An exact copy of the listing below is the answer, with the pictures removed.
================
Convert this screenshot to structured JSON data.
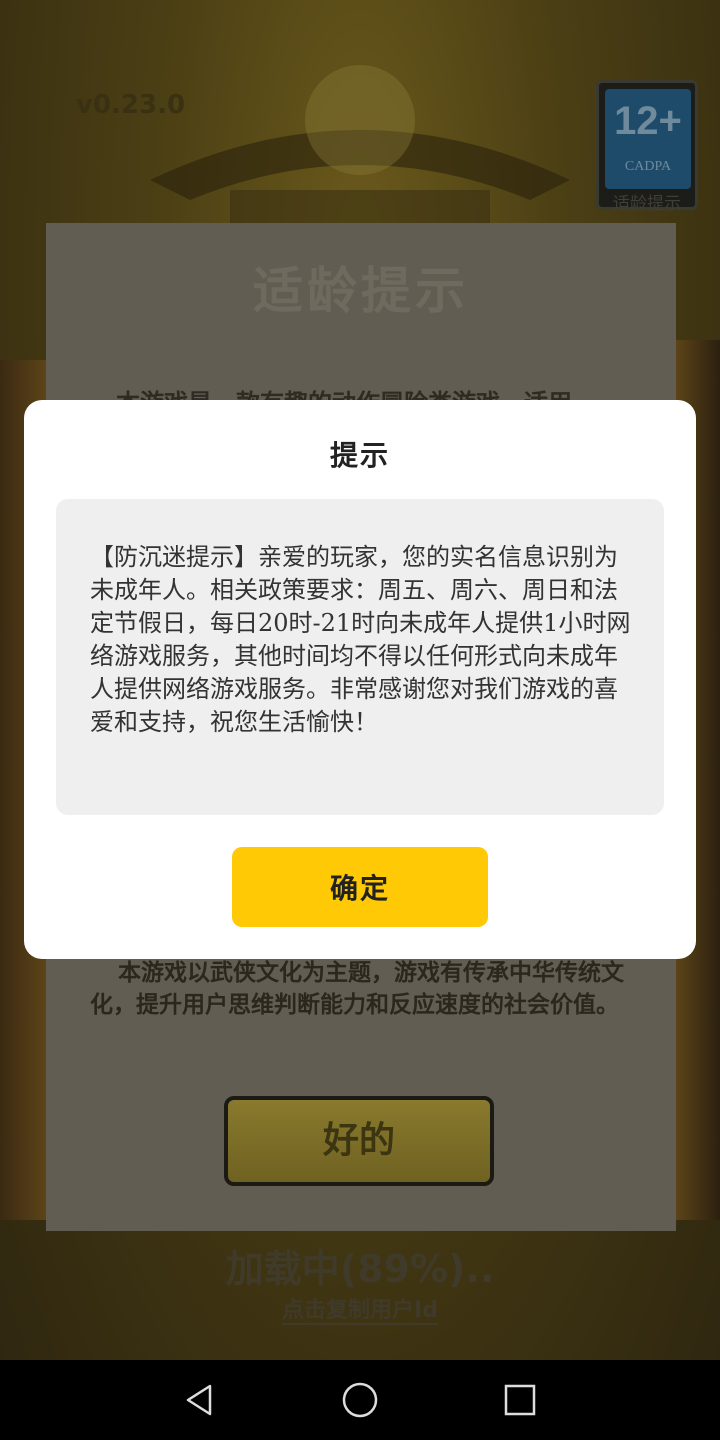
{
  "game": {
    "version": "v0.23.0",
    "age_rating": {
      "number": "12+",
      "org": "CADPA",
      "caption": "适龄提示"
    },
    "panel": {
      "title": "适龄提示",
      "intro": "本游戏是一款有趣的动作冒险类游戏，适用",
      "body": "本游戏以武侠文化为主题，游戏有传承中华传统文化，提升用户思维判断能力和反应速度的社会价值。",
      "ok_label": "好的"
    },
    "loading_text": "加载中(89%)..",
    "copy_id_label": "点击复制用户Id"
  },
  "dialog": {
    "title": "提示",
    "message": "【防沉迷提示】亲爱的玩家，您的实名信息识别为未成年人。相关政策要求：周五、周六、周日和法定节假日，每日20时-21时向未成年人提供1小时网络游戏服务，其他时间均不得以任何形式向未成年人提供网络游戏服务。非常感谢您对我们游戏的喜爱和支持，祝您生活愉快！",
    "confirm_label": "确定"
  },
  "navbar": {
    "back_icon": "back-triangle",
    "home_icon": "home-circle",
    "recents_icon": "recents-square"
  },
  "colors": {
    "accent": "#ffc905",
    "overlay_panel": "#615d52",
    "navbar": "#000000"
  }
}
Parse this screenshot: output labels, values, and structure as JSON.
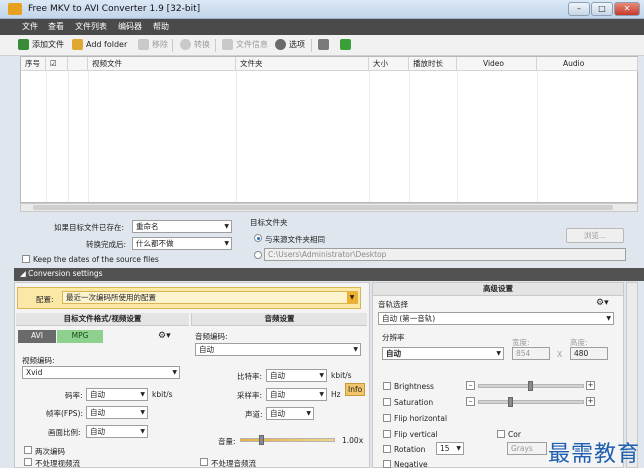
{
  "window": {
    "title": "Free MKV to AVI Converter 1.9  [32-bit]",
    "min": "–",
    "max": "□",
    "close": "✕"
  },
  "menu": [
    "文件",
    "查看",
    "文件列表",
    "编码器",
    "帮助"
  ],
  "toolbar": {
    "add_file": "添加文件",
    "add_folder": "Add folder",
    "remove": "移除",
    "convert": "转换",
    "file_info": "文件信息",
    "options": "选项"
  },
  "columns": [
    "序号",
    "☑",
    "视频文件",
    "文件夹",
    "大小",
    "播放时长",
    "Video",
    "Audio"
  ],
  "options": {
    "if_exists_label": "如果目标文件已存在:",
    "if_exists_value": "重命名",
    "after_convert_label": "转换完成后:",
    "after_convert_value": "什么都不做",
    "keep_dates": "Keep the dates of the source files",
    "target_folder_label": "目标文件夹",
    "same_as_source": "与来源文件夹相同",
    "custom_path": "C:\\Users\\Administrator\\Desktop",
    "browse": "浏览..."
  },
  "conversion": {
    "section_title": "◢ Conversion settings",
    "config_label": "配置:",
    "config_value": "最近一次编码所使用的配置",
    "format_title": "目标文件格式/视频设置",
    "tab_avi": "AVI",
    "tab_mpg": "MPG",
    "video_codec_label": "视频编码:",
    "video_codec": "Xvid",
    "bitrate_label": "码率:",
    "bitrate": "自动",
    "bitrate_unit": "kbit/s",
    "fps_label": "帧率(FPS):",
    "fps": "自动",
    "aspect_label": "画面比例:",
    "aspect": "自动",
    "two_pass": "两次编码",
    "no_video": "不处理视频流",
    "audio_title": "音频设置",
    "audio_codec_label": "音频编码:",
    "audio_codec": "自动",
    "a_bitrate_label": "比特率:",
    "a_bitrate": "自动",
    "a_bitrate_unit": "kbit/s",
    "samplerate_label": "采样率:",
    "samplerate": "自动",
    "samplerate_unit": "Hz",
    "channels_label": "声道:",
    "channels": "自动",
    "info": "Info",
    "volume_label": "音量:",
    "volume": "1.00x",
    "volume_level": 0.2,
    "no_audio": "不处理音频流"
  },
  "advanced": {
    "title": "高级设置",
    "track_label": "音轨选择",
    "track_value": "自动 (第一音轨)",
    "resolution_label": "分辨率",
    "resolution_value": "自动",
    "width_label": "宽度:",
    "width": "854",
    "height_label": "高度:",
    "height": "480",
    "x": "X",
    "brightness": "Brightness",
    "saturation": "Saturation",
    "flip_h": "Flip horizontal",
    "flip_v": "Flip vertical",
    "rotation": "Rotation",
    "rotation_value": "15",
    "negative": "Negative",
    "contrast_partial": "Cor",
    "grays_partial": "Grays"
  },
  "watermark": "最需教育"
}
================
▸ Answer space:
Convert this screenshot to structured JSON data.
{
  "game": {
    "version": "v0.23.0",
    "age_rating": {
      "number": "12+",
      "org": "CADPA",
      "caption": "适龄提示"
    },
    "panel": {
      "title": "适龄提示",
      "intro": "本游戏是一款有趣的动作冒险类游戏，适用",
      "body": "本游戏以武侠文化为主题，游戏有传承中华传统文化，提升用户思维判断能力和反应速度的社会价值。",
      "ok_label": "好的"
    },
    "loading_text": "加载中(89%)..",
    "copy_id_label": "点击复制用户Id"
  },
  "dialog": {
    "title": "提示",
    "message": "【防沉迷提示】亲爱的玩家，您的实名信息识别为未成年人。相关政策要求：周五、周六、周日和法定节假日，每日20时-21时向未成年人提供1小时网络游戏服务，其他时间均不得以任何形式向未成年人提供网络游戏服务。非常感谢您对我们游戏的喜爱和支持，祝您生活愉快！",
    "confirm_label": "确定"
  },
  "navbar": {
    "back_icon": "back-triangle",
    "home_icon": "home-circle",
    "recents_icon": "recents-square"
  },
  "colors": {
    "accent": "#ffc905",
    "overlay_panel": "#615d52",
    "navbar": "#000000"
  }
}
Parse this screenshot: output labels, values, and structure as JSON.
{
  "window": {
    "title": "Free MKV to AVI Converter 1.9  [32-bit]",
    "min": "–",
    "max": "□",
    "close": "✕"
  },
  "menu": [
    "文件",
    "查看",
    "文件列表",
    "编码器",
    "帮助"
  ],
  "toolbar": {
    "add_file": "添加文件",
    "add_folder": "Add folder",
    "remove": "移除",
    "convert": "转换",
    "file_info": "文件信息",
    "options": "选项"
  },
  "columns": [
    "序号",
    "☑",
    "视频文件",
    "文件夹",
    "大小",
    "播放时长",
    "Video",
    "Audio"
  ],
  "options": {
    "if_exists_label": "如果目标文件已存在:",
    "if_exists_value": "重命名",
    "after_convert_label": "转换完成后:",
    "after_convert_value": "什么都不做",
    "keep_dates": "Keep the dates of the source files",
    "target_folder_label": "目标文件夹",
    "same_as_source": "与来源文件夹相同",
    "custom_path": "C:\\Users\\Administrator\\Desktop",
    "browse": "浏览..."
  },
  "conversion": {
    "section_title": "◢ Conversion settings",
    "config_label": "配置:",
    "config_value": "最近一次编码所使用的配置",
    "format_title": "目标文件格式/视频设置",
    "tab_avi": "AVI",
    "tab_mpg": "MPG",
    "video_codec_label": "视频编码:",
    "video_codec": "Xvid",
    "bitrate_label": "码率:",
    "bitrate": "自动",
    "bitrate_unit": "kbit/s",
    "fps_label": "帧率(FPS):",
    "fps": "自动",
    "aspect_label": "画面比例:",
    "aspect": "自动",
    "two_pass": "两次编码",
    "no_video": "不处理视频流",
    "audio_title": "音频设置",
    "audio_codec_label": "音频编码:",
    "audio_codec": "自动",
    "a_bitrate_label": "比特率:",
    "a_bitrate": "自动",
    "a_bitrate_unit": "kbit/s",
    "samplerate_label": "采样率:",
    "samplerate": "自动",
    "samplerate_unit": "Hz",
    "channels_label": "声道:",
    "channels": "自动",
    "info": "Info",
    "volume_label": "音量:",
    "volume": "1.00x",
    "volume_level": 0.2,
    "no_audio": "不处理音频流"
  },
  "advanced": {
    "title": "高级设置",
    "track_label": "音轨选择",
    "track_value": "自动 (第一音轨)",
    "resolution_label": "分辨率",
    "resolution_value": "自动",
    "width_label": "宽度:",
    "width": "854",
    "height_label": "高度:",
    "height": "480",
    "x": "X",
    "brightness": "Brightness",
    "saturation": "Saturation",
    "flip_h": "Flip horizontal",
    "flip_v": "Flip vertical",
    "rotation": "Rotation",
    "rotation_value": "15",
    "negative": "Negative",
    "contrast_partial": "Cor",
    "grays_partial": "Grays"
  },
  "watermark": "最需教育"
}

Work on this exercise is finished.